A recent report commissioned to take a peek into the benefits of smart technologies has shied away from putting a number on the economic benefits of the government's $43 billion fibre-to-the-home project due to "insufficient data".

A recent report commissioned to take a peek into the benefits of smart technologies has shied away from putting a number on the economic benefits coming from the government's $43 billion fibre-to-the-home project due to "insufficient data".

(Fiber installation image by
macguys, CC2.0)

"There are insufficient data to accurately quantify the full economic benefits of [high speed broadband] at this time," the report written by economic consultancy Access Economics said, although it said that qualitative evidence pointed to large gains.

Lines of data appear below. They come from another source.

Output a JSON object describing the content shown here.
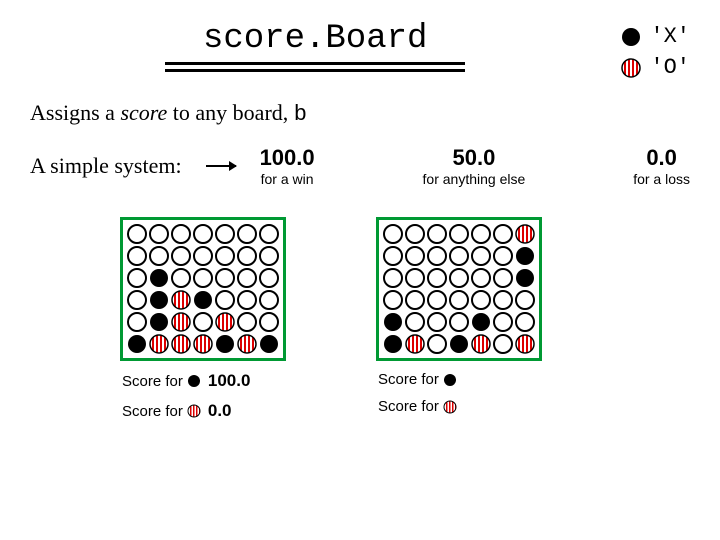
{
  "header": {
    "title": "score.Board"
  },
  "legend": {
    "x": "'X'",
    "o": "'O'"
  },
  "subtitle": {
    "pre": "Assigns a ",
    "italic": "score",
    "mid": " to any board, ",
    "code": "b"
  },
  "system": {
    "label": "A simple system:",
    "win": {
      "value": "100.0",
      "note": "for a win"
    },
    "mid": {
      "value": "50.0",
      "note": "for anything else"
    },
    "loss": {
      "value": "0.0",
      "note": "for a loss"
    }
  },
  "boards": {
    "left": {
      "grid": [
        [
          "E",
          "E",
          "E",
          "E",
          "E",
          "E",
          "E"
        ],
        [
          "E",
          "E",
          "E",
          "E",
          "E",
          "E",
          "E"
        ],
        [
          "E",
          "X",
          "E",
          "E",
          "E",
          "E",
          "E"
        ],
        [
          "E",
          "X",
          "O",
          "X",
          "E",
          "E",
          "E"
        ],
        [
          "E",
          "X",
          "O",
          "E",
          "O",
          "E",
          "E"
        ],
        [
          "X",
          "O",
          "O",
          "O",
          "X",
          "O",
          "X"
        ]
      ],
      "scoreForX": {
        "label": "Score for",
        "value": "100.0"
      },
      "scoreForO": {
        "label": "Score for",
        "value": "0.0"
      }
    },
    "right": {
      "grid": [
        [
          "E",
          "E",
          "E",
          "E",
          "E",
          "E",
          "O"
        ],
        [
          "E",
          "E",
          "E",
          "E",
          "E",
          "E",
          "X"
        ],
        [
          "E",
          "E",
          "E",
          "E",
          "E",
          "E",
          "X"
        ],
        [
          "E",
          "E",
          "E",
          "E",
          "E",
          "E",
          "E"
        ],
        [
          "X",
          "E",
          "E",
          "E",
          "X",
          "E",
          "E"
        ],
        [
          "X",
          "O",
          "E",
          "X",
          "O",
          "E",
          "O"
        ]
      ],
      "scoreForX": {
        "label": "Score for",
        "value": ""
      },
      "scoreForO": {
        "label": "Score for",
        "value": ""
      }
    }
  },
  "chart_data": {
    "type": "table",
    "title": "score.Board scoring rule",
    "rules": [
      {
        "condition": "win",
        "score": 100.0
      },
      {
        "condition": "anything else",
        "score": 50.0
      },
      {
        "condition": "loss",
        "score": 0.0
      }
    ],
    "examples": [
      {
        "board": "left",
        "X_score": 100.0,
        "O_score": 0.0
      },
      {
        "board": "right",
        "X_score": null,
        "O_score": null
      }
    ]
  }
}
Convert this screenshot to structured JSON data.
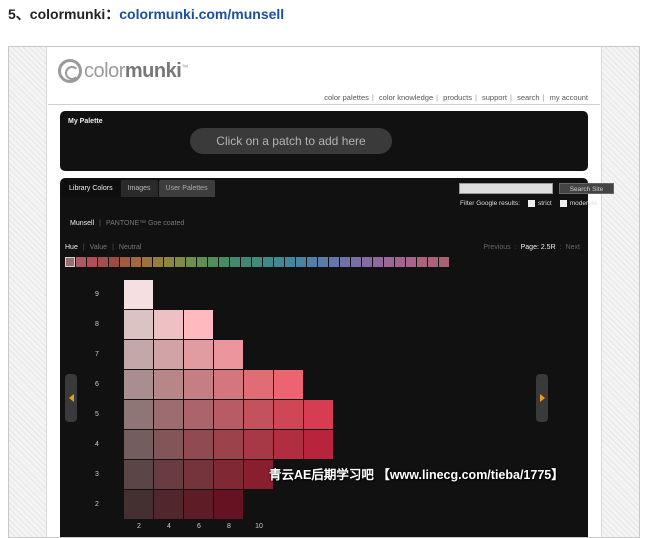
{
  "caption": {
    "prefix": "5、colormunki：",
    "link": "colormunki.com/munsell"
  },
  "site": {
    "logo_light": "color",
    "logo_bold": "munki",
    "logo_tm": "™",
    "nav": [
      "color palettes",
      "color knowledge",
      "products",
      "support",
      "search",
      "my account"
    ]
  },
  "palette": {
    "title": "My Palette",
    "prompt": "Click on a patch to add here"
  },
  "library": {
    "tabs": [
      "Library Colors",
      "Images",
      "User Palettes"
    ],
    "search_button": "Search Site",
    "filter_label": "Filter Google results:",
    "filter_options": [
      "strict",
      "moderate"
    ],
    "systems": [
      "Munsell",
      "PANTONE™ Goe coated"
    ],
    "views": [
      "Hue",
      "Value",
      "Neutral"
    ],
    "pager": {
      "previous": "Previous",
      "page": "Page: 2.5R",
      "next": "Next"
    },
    "hue_strip": [
      "#9a6d73",
      "#b05862",
      "#b34e57",
      "#a34d4e",
      "#9c4b43",
      "#a25a41",
      "#a36a41",
      "#9c7440",
      "#957d43",
      "#8c8544",
      "#818a48",
      "#6e8e4d",
      "#5f8f52",
      "#508d5a",
      "#468c63",
      "#43896c",
      "#418874",
      "#408a7e",
      "#3f8a88",
      "#408991",
      "#44869a",
      "#4a83a0",
      "#527fa5",
      "#5b7ba8",
      "#6577a9",
      "#6f72a8",
      "#7a6ea6",
      "#866ba2",
      "#92699d",
      "#9c6797",
      "#a26590",
      "#a86488",
      "#ab6380",
      "#ac6278",
      "#a86271"
    ],
    "values": [
      "9",
      "8",
      "7",
      "6",
      "5",
      "4",
      "3",
      "2"
    ],
    "chromas": [
      "2",
      "4",
      "6",
      "8",
      "10"
    ],
    "grid": [
      [
        "#f5dfe0"
      ],
      [
        "#dbc3c4",
        "#eec0c3",
        "#ffb9bf"
      ],
      [
        "#c2a8a9",
        "#d2a3a6",
        "#e09ca1",
        "#ed959c"
      ],
      [
        "#a88e8f",
        "#b78689",
        "#c57e84",
        "#d3767e",
        "#e06c76",
        "#ec6471"
      ],
      [
        "#8e7576",
        "#9d6c70",
        "#ab646b",
        "#b85b64",
        "#c4525d",
        "#cf4757",
        "#d83c52"
      ],
      [
        "#745d5e",
        "#835458",
        "#904b52",
        "#9c424b",
        "#a73845",
        "#b02e40",
        "#b8243b"
      ],
      [
        "#5b4547",
        "#693c41",
        "#75333b",
        "#802934",
        "#891e2f"
      ],
      [
        "#442f31",
        "#51262c",
        "#5c1d27",
        "#651322"
      ]
    ]
  },
  "watermark": "青云AE后期学习吧 【www.linecg.com/tieba/1775】"
}
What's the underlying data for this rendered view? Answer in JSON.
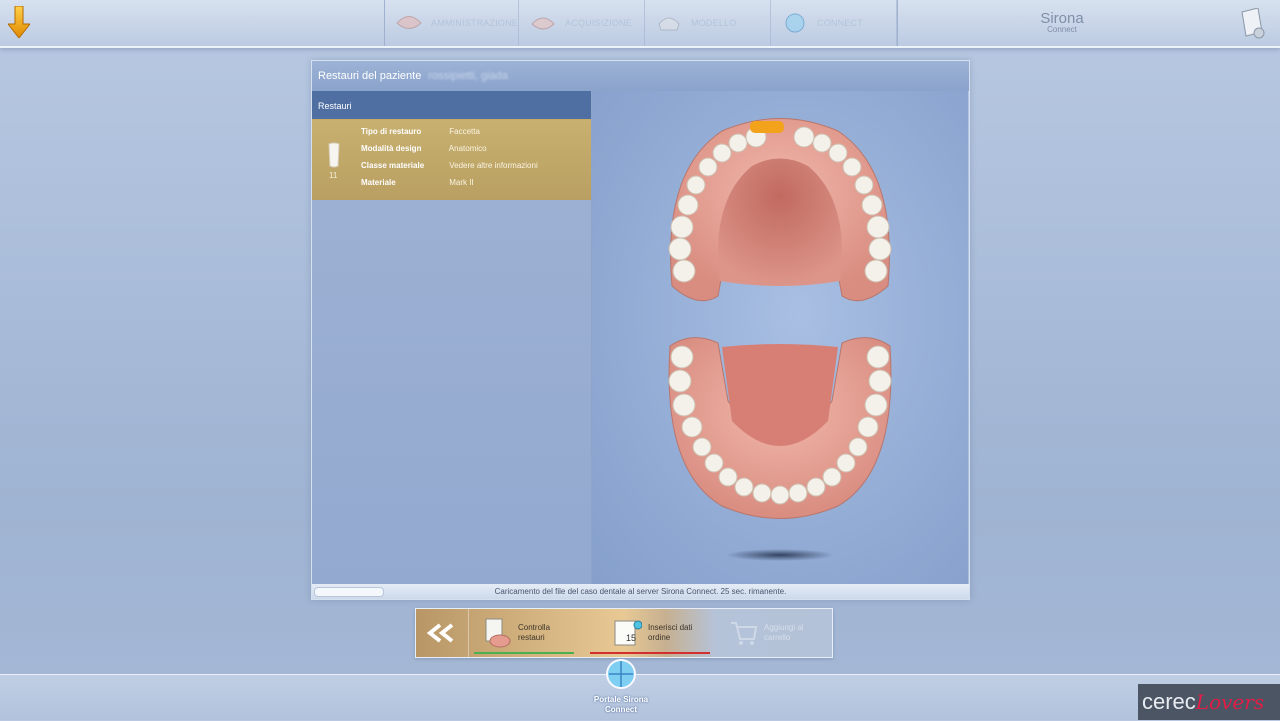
{
  "topbar": {
    "ghost_title": "",
    "steps": [
      {
        "label": "AMMINISTRAZIONE",
        "icon": "teeth-icon"
      },
      {
        "label": "ACQUISIZIONE",
        "icon": "scan-icon"
      },
      {
        "label": "MODELLO",
        "icon": "model-icon"
      },
      {
        "label": "CONNECT",
        "icon": "connect-icon"
      }
    ],
    "brand_name": "Sirona",
    "brand_sub": "Connect"
  },
  "window": {
    "title": "Restauri del paziente",
    "patient_name": "rossipietti, giada",
    "pane_title": "Restauri",
    "restoration": {
      "tooth_number": "11",
      "rows": [
        {
          "key": "Tipo di restauro",
          "value": "Faccetta"
        },
        {
          "key": "Modalità design",
          "value": "Anatomico"
        },
        {
          "key": "Classe materiale",
          "value": "Vedere altre informazioni"
        },
        {
          "key": "Materiale",
          "value": "Mark II"
        }
      ]
    },
    "status": "Caricamento del file del caso dentale al server Sirona Connect. 25 sec. rimanente."
  },
  "workflow": {
    "items": [
      {
        "label": "Controlla restauri",
        "line_color": "#4caf50"
      },
      {
        "label": "Inserisci dati ordine",
        "line_color": "#d32f2f"
      },
      {
        "label": "Aggiungi al carrello"
      }
    ]
  },
  "portal": {
    "label": "Portale Sirona Connect"
  },
  "logo": {
    "main": "cerec",
    "script": "Lovers"
  }
}
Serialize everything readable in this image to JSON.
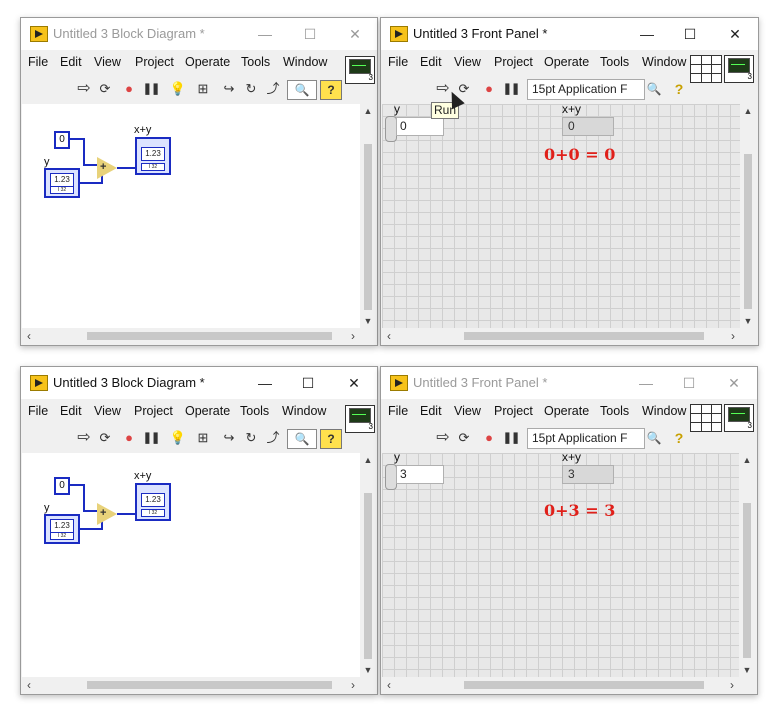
{
  "menu": [
    "File",
    "Edit",
    "View",
    "Project",
    "Operate",
    "Tools",
    "Window"
  ],
  "vi_badge": "3",
  "font_select": "15pt Application F",
  "top_bd": {
    "title": "Untitled 3 Block Diagram *",
    "active": false,
    "label_y": "y",
    "label_sum": "x+y",
    "const_value": "0",
    "terminal_type": "1.23",
    "terminal_tag": "I 32"
  },
  "top_fp": {
    "title": "Untitled 3 Front Panel *",
    "active": true,
    "label_y": "y",
    "label_sum": "x+y",
    "control_value": "0",
    "indicator_value": "0",
    "annotation": "0+0 = 0",
    "tooltip": "Run"
  },
  "bottom_bd": {
    "title": "Untitled 3 Block Diagram *",
    "active": true,
    "label_y": "y",
    "label_sum": "x+y",
    "const_value": "0",
    "terminal_type": "1.23",
    "terminal_tag": "I 32"
  },
  "bottom_fp": {
    "title": "Untitled 3 Front Panel *",
    "active": false,
    "label_y": "y",
    "label_sum": "x+y",
    "control_value": "3",
    "indicator_value": "3",
    "annotation": "0+3 = 3"
  },
  "colors": {
    "wire": "#1a2bc2",
    "annotation": "#e0201a",
    "grid": "#cfcfcf"
  },
  "icons": {
    "run": "run-arrow-icon",
    "run_continuous": "run-continuously-icon",
    "abort": "abort-icon",
    "pause": "pause-icon",
    "highlight": "highlight-execution-icon",
    "retain": "retain-wire-values-icon",
    "step_into": "step-into-icon",
    "step_over": "step-over-icon",
    "step_out": "step-out-icon",
    "search": "search-icon",
    "help": "help-icon"
  }
}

Since the study was formed by taking information from a lot of other studies and the idea of nationwide fibre-to-the-home was a new prospect internationally, it was incredibly difficult to form an economy-wide framework view on how it would affect economy growth and jobs, Access Economics director Dr Ric Simes said today at the offices of IBM, which commissioned the report.

The report, apart from looking into the benefits of broadband, also dealt with the increases to jobs and the economy, which could be achieved by investing in smart technology within the areas of electricity, transport, irrigation and health.

Not only was a broad roll-out of FTTH too new to have enough information on, but it was hard to gauge the timing of benefits, according to Simes. "Of all the areas in here, trying to get concrete evidence of the impact and then working out what it's going to do on an economy-wide basis, of all of it the stuff on the [National Broadband Network] is the hardest," he said.

In addition, he believed future applications for the 100Mbps speeds FTTH entailed could not be "reliably anticipated".

Because of these reasons, the consultancy decided to deliver figures based on a fibre-to-the-node network, from earlier results the consultancy had developed.

"There are studies around the world where you can make some parallel estimates, and that's sort of what we've drawn on to get a basis," he said.

He admitted that the figures could still be very wrong. "This one is blue sky stuff and so the margin of error has to be large because of that. That's why we've been deliberately conservative. Because even being deliberately conservative the numbers are large."

The report found that with a $12.6 billion investment in a fibre-to-the-node network, not only would the benefits, net costs, to gross domestic product be somewhere between $8 to $23 billion over 10 years, but it would also create 33,000 jobs by 2011.

Shadow Communications Minister Nick Minchin has been calling for a cost benefits analysis on the National Broadband Network project. However, Communications Minister Stephen Conroy has stated that no cost benefit analysis is required to know it is an investment Australia needs.

Access Economics published another report earlier this year on the impact of high speed broadband on behalf of Telstra.